HABITAT studies

Examples of (inter)national HABITAT studies are:

  • Analysis on the effects of climate change in European freshwater systems
  • Determination of the effects of water level fluctuations on the habitat suitability of macrophytes, zebra mussels,birds and vegetation composition in the area of Lake IJssel, the Netherlands
  • Development of a water management strategy to reduce CO2 emission from large peat areas
  • Determination of the effects of cooling-water on the habitat suitability of corals in Az Zour, Kuwait
  • Examination of the consequences of cyclic rejuvenation of floodplains for the habitat suitability of species
  • Determination of the effects of natural and anthropogenic pressure on key-species and WFD habitats       in the Ems- Dollard estuary, the Netherlands
  • Development of a water management strategy to reduce flooding risks and stimulate nature development in the Sava river, Croatia

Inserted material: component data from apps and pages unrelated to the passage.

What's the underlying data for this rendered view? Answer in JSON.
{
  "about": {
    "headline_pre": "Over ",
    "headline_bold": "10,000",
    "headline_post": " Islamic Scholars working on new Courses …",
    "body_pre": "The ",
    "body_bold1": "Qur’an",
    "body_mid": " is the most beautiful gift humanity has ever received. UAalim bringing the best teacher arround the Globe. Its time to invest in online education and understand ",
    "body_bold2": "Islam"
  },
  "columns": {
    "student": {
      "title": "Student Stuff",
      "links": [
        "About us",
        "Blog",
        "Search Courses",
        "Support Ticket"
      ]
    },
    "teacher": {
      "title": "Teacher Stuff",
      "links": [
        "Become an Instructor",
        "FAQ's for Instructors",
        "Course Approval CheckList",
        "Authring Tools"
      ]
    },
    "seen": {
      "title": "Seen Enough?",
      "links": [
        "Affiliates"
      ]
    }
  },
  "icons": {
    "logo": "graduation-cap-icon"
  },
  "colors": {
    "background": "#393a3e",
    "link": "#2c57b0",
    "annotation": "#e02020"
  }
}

HABITAT approach

The approach used in HABITAT modelling is based on the Habitat evaluation procedures (HEP) modelling developed by the US Fish and Wildlife Service (U.S. Fish and Wildlife Service, 1980; Duel et al, 1995). This approach has resulted in the development of the HABITAT model (Haasnoot, Verkade & Bruijn, 2009).



Duel, Specken, H.B.P., Denneman, W.D., Kwakernaak, C. (1995) “The Habitat evaluation procedure as a tool for ecological rehabilitation of wetlands in the Netherlands”, Wat. Sci. Tech. Vol. 31, No. 8, pp. 387-391

Haasnoot, M. J.S. Verkade, K.M. Bruijn. (2009) HABITAT a spatial analysis tool for environmental impact and damage assessment. Hydroinformatics Conference. Chili 12-16 January 2009

U.S. Fish and Wildlife Service (1980). Habitat evaluation procedures (HEP. U.S. Department of Interior Fish and Wildlife Service, Division Ecological Services Manual 102. Washington, D.C. USA.